Testing headsets and other peripherals are unfortunately, quite a subjective experience. However, as reviewers our job is to run products through their paces and give you our opinions as well as the facts, so that’s what we do.
In this case, I put the headset through its paces with several genres of music, some movie clips and a few different games. This helps judge a wide range of frequencies and scenarios for usage. On top of this, long term comfort is also tested as overall these activities took several hours to complete.
The headset itself is well-constructed, with everything feeling solid and sturdy. The mic connects securely, with a tab ensuring that not only does it connect in only one direction, but it does not rotate or disconnect.
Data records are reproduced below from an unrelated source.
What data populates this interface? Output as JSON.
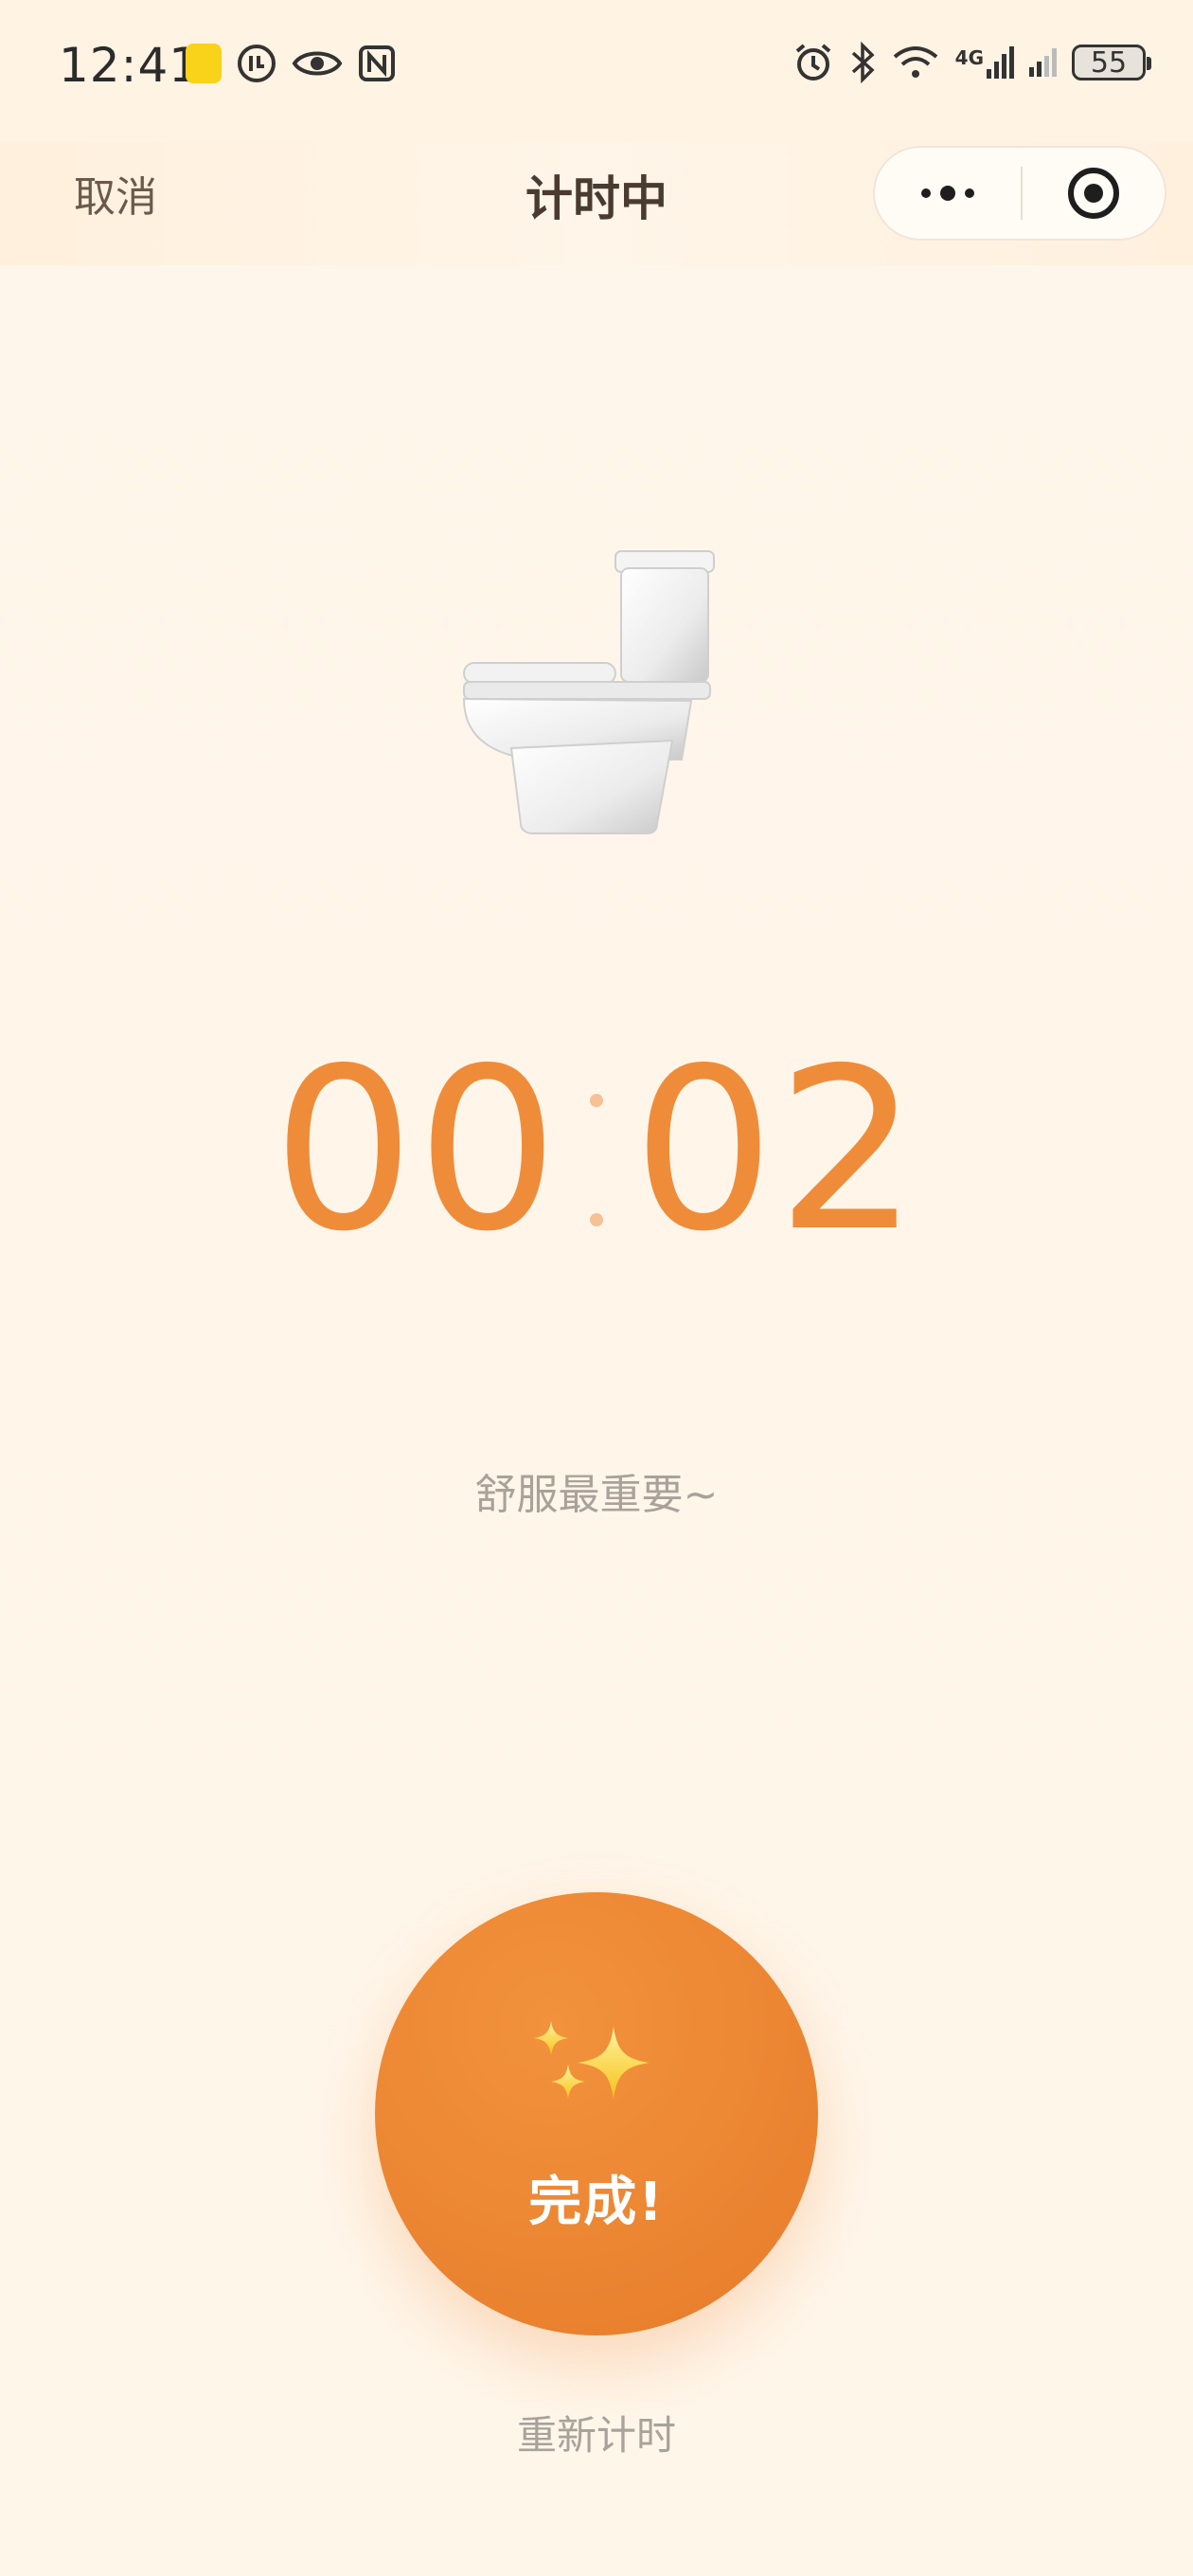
{
  "status_bar": {
    "time": "12:41",
    "battery": "55",
    "network": "4G",
    "left_icons": [
      "app-badge-icon",
      "clock-badge-icon",
      "eye-icon",
      "nfc-icon"
    ],
    "right_icons": [
      "alarm-icon",
      "bluetooth-icon",
      "wifi-icon",
      "cellular-4g-icon",
      "cellular-signal-icon",
      "battery-icon"
    ]
  },
  "nav": {
    "cancel_label": "取消",
    "title": "计时中",
    "capsule_icons": [
      "more-icon",
      "close-target-icon"
    ]
  },
  "main": {
    "illustration_icon": "toilet-icon",
    "timer": {
      "minutes": "00",
      "seconds": "02"
    },
    "hint": "舒服最重要~",
    "done_button": {
      "icon": "sparkles-icon",
      "label": "完成!"
    },
    "reset_label": "重新计时"
  },
  "colors": {
    "accent": "#ef8c3a",
    "button_bg": "#ec8633",
    "background": "#fff6ec",
    "muted_text": "#a9a29a",
    "title_text": "#4a3a30"
  }
}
The mic is well positioned by default, and the boom bends well, but has a little difficulty twisting towards the mouth due to the locking mechanism.
The wiring is slightly convoluted to put everything together, but the process for each system is roughly as follows:
PC – USB connector hooked up to USB port, 3.5mm connector hooked up to 3.5mm audio output jack.
PS3 – USB connector hooked up to PS3 USB port, 3.5mm connector connected up to 3.5mm input on peripheral cable, audio cables plugged into peripheral cable, peripheral cable hooked into PS3 audio ports.
Xbox 360 – USB connector hooked up to XBox 360 USB port, 3.5mm hooked up to 3.5mm input on peripheral cable, audio cables hooked into peripheral cable, peripheral cable plugged into XBox 360 audio ports, second peripheral cable connected between XBox controller and in-line headset controller.
Connecting everything up is certainly not insurmountable, particularly with the clear diagrams provided in the quick-start leaflet, but they may take a little bit of work for less technical users.
The headset is extremely comfortable, fitting comfortably over the ears and styled to provide decent padding all around the head, remaining almost unnoticeably comfortable for several hours of testing. There is also a clip on the cable for attaching to a shirt or other place, which takes the weight of the controller, helps keep things in place and takes strain off the cable.
This is definitely a headset geared towards gaming, as the bass is really punchy and in your face. The disadvantage of this though is that the mids and highs suffer a little for it. Overall, the sound profile is decent enough, especially for gaming, though the headset isn’t as isolating as some, letting sounds in and leaking a little out.
While overall I was pleased with the quality of the Sharkoon X-Tatic SP, my only real gripe was that there is a noticeable hiss which appears related to the mic volume and can be heard during quieter periods. It is present but not overwhelming, so generally isn’t too problematic, especially in the heat of battle.
The headset can be found for around £50, which is pretty decent value for money, particularly in light of the multi-platform versatility.